• Activity: For the string "vampirique", state the number of lines in the data that contain it, and nothing else.

• Recorded data:

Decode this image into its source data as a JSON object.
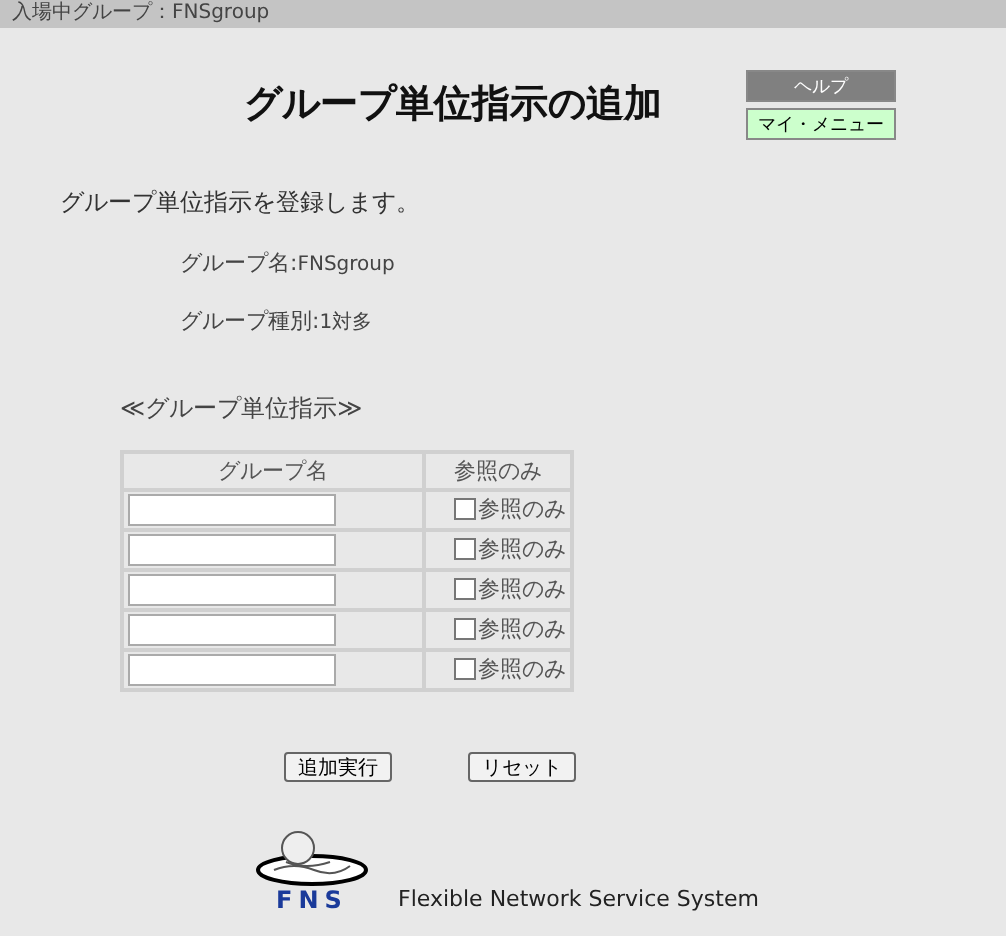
{
  "status_bar": {
    "text": "入場中グループ：FNSgroup"
  },
  "title": "グループ単位指示の追加",
  "side_buttons": [
    {
      "label": "ヘルプ",
      "kind": "help"
    },
    {
      "label": "マイ・メニュー",
      "kind": "menu"
    }
  ],
  "description": "グループ単位指示を登録します。",
  "info": [
    {
      "label": "グループ名:",
      "value": "FNSgroup"
    },
    {
      "label": "グループ種別:",
      "value": "1対多"
    }
  ],
  "section_title": "≪グループ単位指示≫",
  "table": {
    "columns": [
      "グループ名",
      "参照のみ"
    ],
    "rows": [
      {
        "checkbox_label": "参照のみ",
        "checked": false
      },
      {
        "checkbox_label": "参照のみ",
        "checked": false
      },
      {
        "checkbox_label": "参照のみ",
        "checked": false
      },
      {
        "checkbox_label": "参照のみ",
        "checked": false
      },
      {
        "checkbox_label": "参照のみ",
        "checked": false
      }
    ]
  },
  "buttons": [
    "追加実行",
    "リセット"
  ],
  "footer": {
    "logo_text": "FNS",
    "tagline": "Flexible Network Service System"
  }
}
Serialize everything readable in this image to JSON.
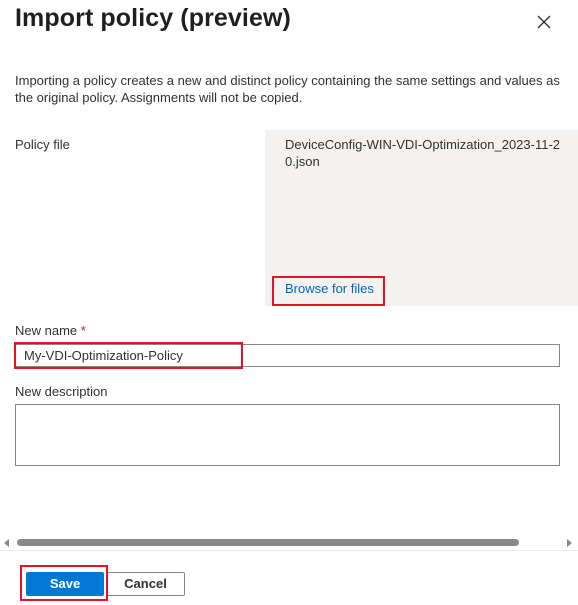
{
  "header": {
    "title": "Import policy (preview)",
    "close_icon": "close-icon"
  },
  "intro_text": "Importing a policy creates a new and distinct policy containing the same settings and values as the original policy. Assignments will not be copied.",
  "policy_file": {
    "label": "Policy file",
    "file_name": "DeviceConfig-WIN-VDI-Optimization_2023-11-20.json",
    "browse_label": "Browse for files"
  },
  "new_name": {
    "label": "New name",
    "required_marker": "*",
    "value": "My-VDI-Optimization-Policy"
  },
  "new_description": {
    "label": "New description",
    "value": ""
  },
  "footer": {
    "save_label": "Save",
    "cancel_label": "Cancel"
  },
  "colors": {
    "accent": "#0078d4",
    "link": "#0067b8",
    "highlight": "#e81123",
    "file_box_bg": "#f3f2f1"
  }
}
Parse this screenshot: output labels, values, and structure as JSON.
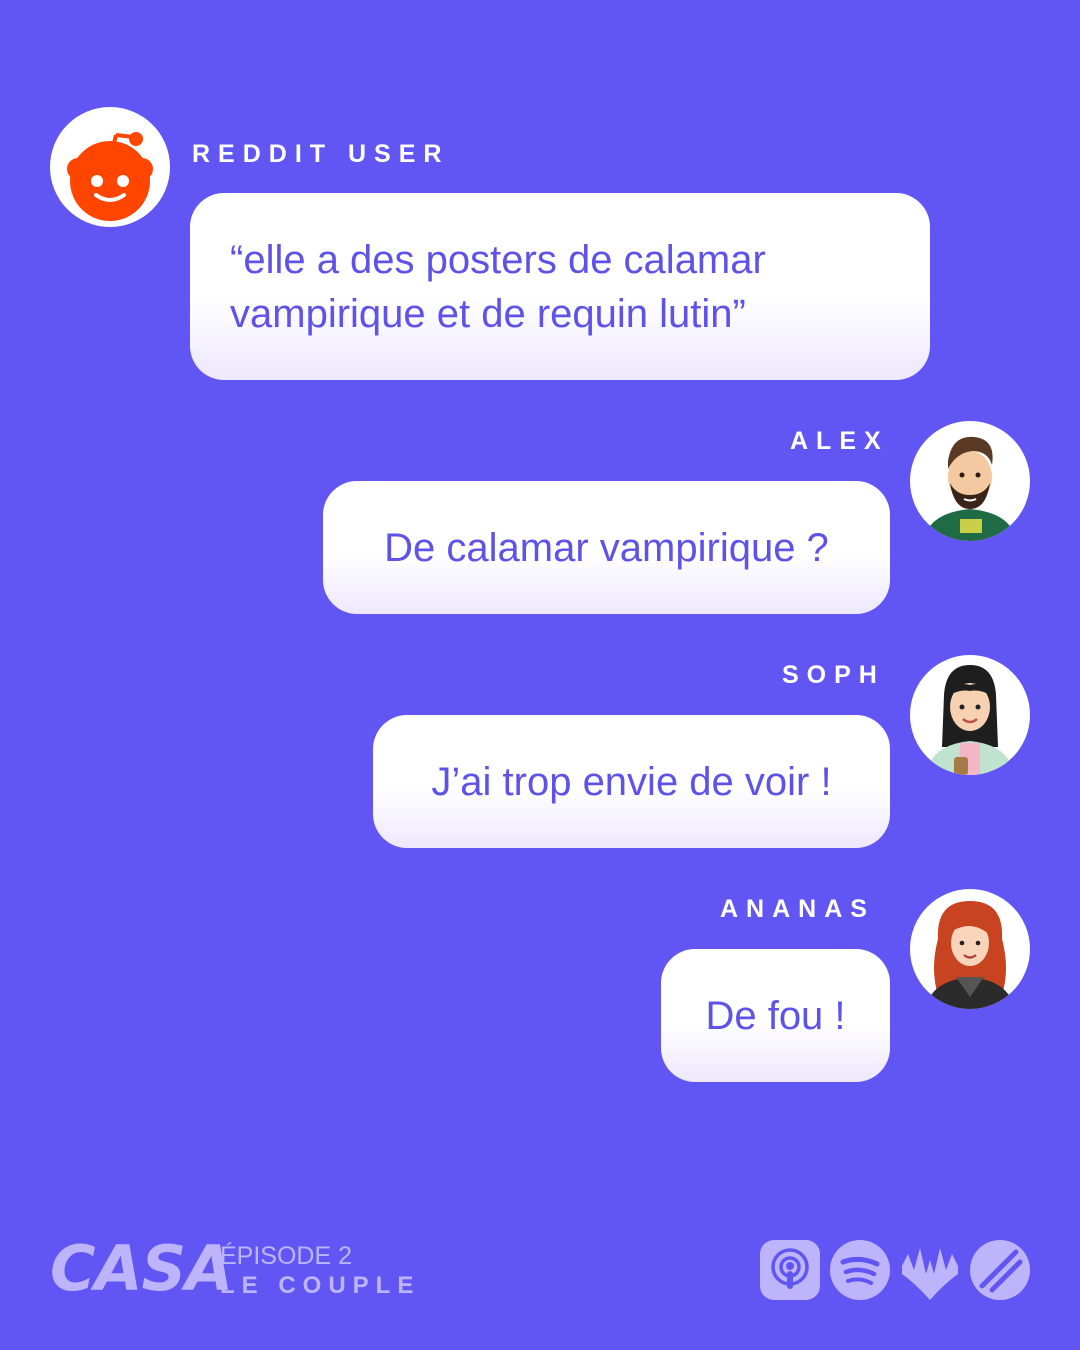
{
  "messages": [
    {
      "speaker": "REDDIT USER",
      "text_line1": "“elle a des posters de calamar",
      "text_line2": "vampirique et de requin lutin”"
    },
    {
      "speaker": "ALEX",
      "text": "De calamar vampirique ?"
    },
    {
      "speaker": "SOPH",
      "text": "J’ai trop envie de voir !"
    },
    {
      "speaker": "ANANAS",
      "text": "De fou !"
    }
  ],
  "footer": {
    "logo": "CASA",
    "episode": "ÉPISODE 2",
    "episode_title": "LE COUPLE",
    "platform_icons": [
      "apple-podcasts-icon",
      "spotify-icon",
      "deezer-icon",
      "podcast-addict-icon"
    ]
  },
  "colors": {
    "background": "#6156F4",
    "bubble_text": "#5E52E8",
    "footer_accent": "#BDB4FB",
    "reddit_orange": "#FF4500"
  }
}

• Solution to this exercise: 2